Paldo King Ttukkeong Instant Noodle Review
The environmental disaster and destroyer of worlds, Paldo King Ttukkeong, uses more different kinds of plastic than I have eyeballs. That means three, because I’m not a pirate and thankfully, somehow, I still have both of mine. I could keep naming pairs here, but I digress for the sake of brevity… Now, I might be a bit of a tree-hugger, but I think most can agree that in 2020, this amount of polyethylene is irresponsible.
I’ll chill out on the environmental stuff for now, so we can talk about what you’re probably here for… the flavor. Well, things aren’t so great in that department either. These noodles can definitely feed a small army of rabid kindergarteners, but that’s about it. The flavor is run-of-the-mill and just not that exciting. Once again, it’s another classic flavor. At one point in time not too long ago, I thought there was room for more classic cups of ramen, but this clone has me changing my opinion. King Ttukkeong tastes uncannily similar to Shin Ramyeon. That is why we should abide by the wisdom put forth by the movie, Highlander… There can be only one!
Honestly, there’s really not a whole lot to say about the flavor of these noodles. While the bowl itself is large and packed with ramen noodle frisbees, it’s definitely lacking in the flavor department. The flavor is one-note and what you would expect from a classic cup or bowl (in this case) of ramen noodles. I mostly taste ramen noodles and the mind-blowingly salty flavor of the broth. Of course, there is also plenty of MSG in here as well. King Ttukkeong has that well-known savory MSG flavor too. There quite a few flakes that help to round out this bowl of noodles, such as: mystery meat (beef?), little medallions of “King” fishcakes, spring onion, carrot, and some thin squares of egg.
The powdered soup packet contains mostly red chili pepper powder. The spiciness is definitely coming from there. It’s not extremely spicy, but it will be enough to make you sweat a bit. I consider these classic noodles to be somewhere between mild and medium heat.
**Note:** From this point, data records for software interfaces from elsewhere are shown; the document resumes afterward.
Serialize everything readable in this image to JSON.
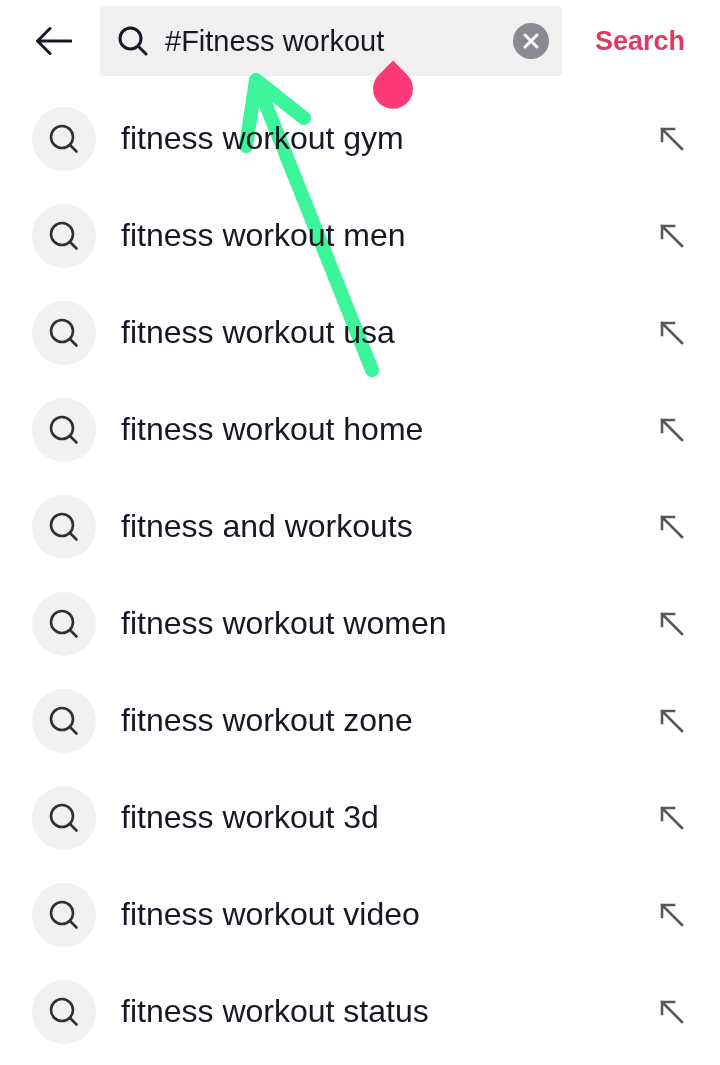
{
  "top_bar": {
    "search_field": {
      "value": "#Fitness workout",
      "focused": true
    },
    "search_button": "Search"
  },
  "suggestions": [
    {
      "text": "fitness workout gym"
    },
    {
      "text": "fitness workout men"
    },
    {
      "text": "fitness workout usa"
    },
    {
      "text": "fitness workout home"
    },
    {
      "text": "fitness and workouts"
    },
    {
      "text": "fitness workout women"
    },
    {
      "text": "fitness workout zone"
    },
    {
      "text": "fitness workout 3d"
    },
    {
      "text": "fitness workout video"
    },
    {
      "text": "fitness workout status"
    }
  ]
}
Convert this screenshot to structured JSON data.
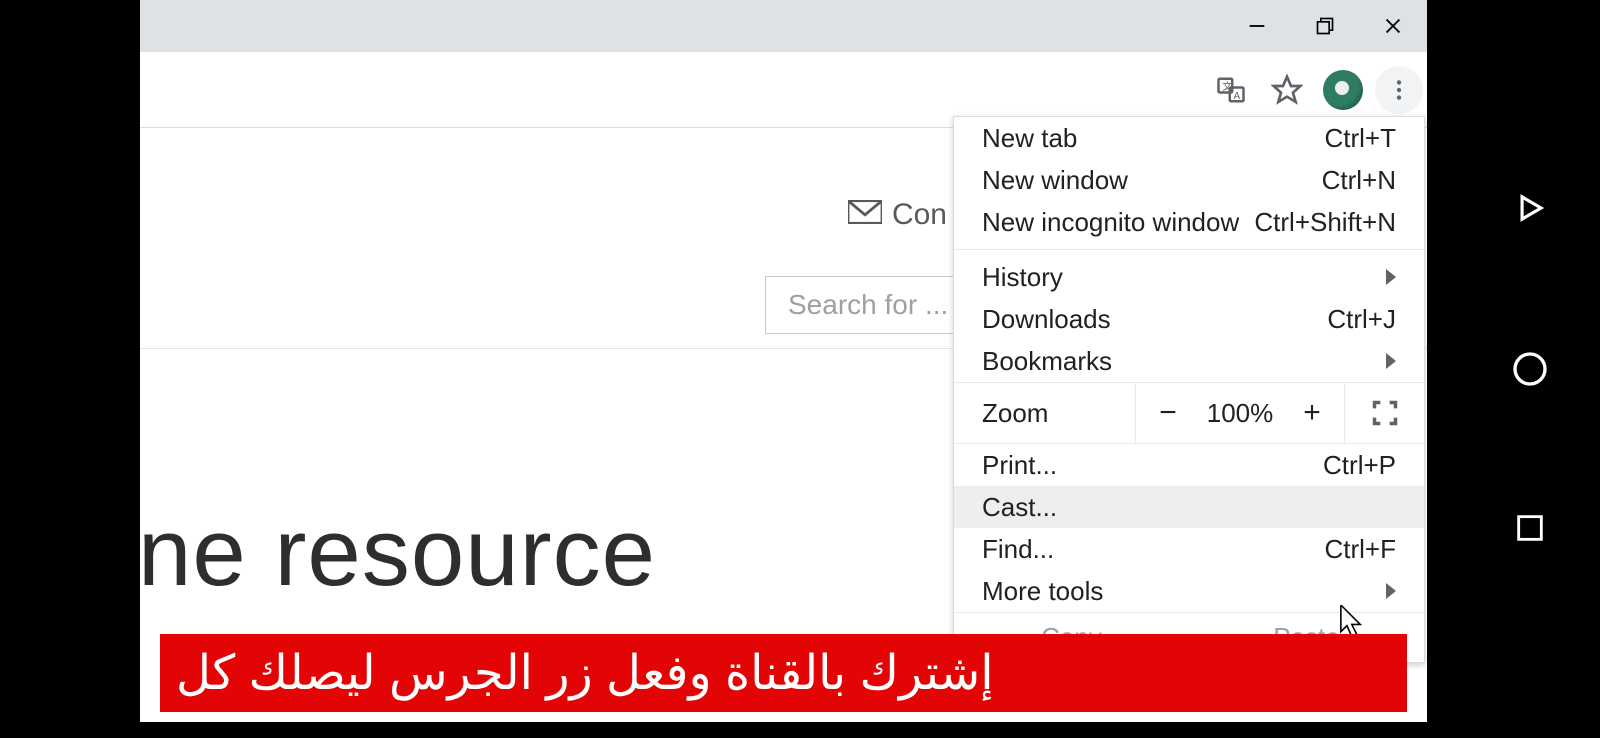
{
  "window_controls": {
    "minimize": "—",
    "maximize": "❐",
    "close": "✕"
  },
  "toolbar": {
    "translate_icon": "translate-icon",
    "star_icon": "star-icon",
    "kebab_icon": "kebab-menu-icon"
  },
  "page": {
    "contact_label": "Con",
    "search_placeholder": "Search for ...",
    "heading_fragment": "ne resource"
  },
  "menu": {
    "items": [
      {
        "label": "New tab",
        "shortcut": "Ctrl+T"
      },
      {
        "label": "New window",
        "shortcut": "Ctrl+N"
      },
      {
        "label": "New incognito window",
        "shortcut": "Ctrl+Shift+N"
      }
    ],
    "history": "History",
    "downloads": {
      "label": "Downloads",
      "shortcut": "Ctrl+J"
    },
    "bookmarks": "Bookmarks",
    "zoom": {
      "label": "Zoom",
      "minus": "−",
      "value": "100%",
      "plus": "+"
    },
    "print": {
      "label": "Print...",
      "shortcut": "Ctrl+P"
    },
    "cast": "Cast...",
    "find": {
      "label": "Find...",
      "shortcut": "Ctrl+F"
    },
    "more_tools": "More tools",
    "edit": {
      "copy": "Copy",
      "paste": "Paste"
    }
  },
  "ticker": {
    "text": "إشترك بالقناة وفعل زر الجرس ليصلك كل"
  }
}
King Ttukkeong smells almost exactly like the even more popular cup of Korean noodles, Shin Ramyeon. They have a very classic or old school smell about them. I can mostly smell the ramen noodles, but there are touches of the red chili pepper powder and MSG that come through strongly. Overall, it has a fairly simple aroma to it.
Now this is one generous bowl of noodles! By just eyeballing the amount of noodles, I estimate there is probably about 1.5 servings or a little more in this bowl. These are your basic ramen noodles, so nothing wild or fancy here. The noodles are thinner than normal, but actually came out perfectly soft and firm with a 3 minute cook time.
A classic overall flavor that is both spicy and extremely salty. King Ttukkeong is very basic tasting, so I think it makes a much better base for other ingredients. These noodles will be even more delicious with some added: cheese, kimchi, or egg. However, without these ingredients, this bowl of noodles might be disappointing to most. Known more for its larger size than its ramen quality, these noodles are more of a dependable bowl of instant noodles to fill you up in a hurry than a joyride of new and exciting flavors.
Do you think typical cups of ramen have enough noodles in them? Or, do they need even more noodles? Let me know in the comments!
If you’re interested in hearing more about instant ramen, check out my on-going series, Noodle Story: An Exploration of Korean Instant Noodles, here on Medium.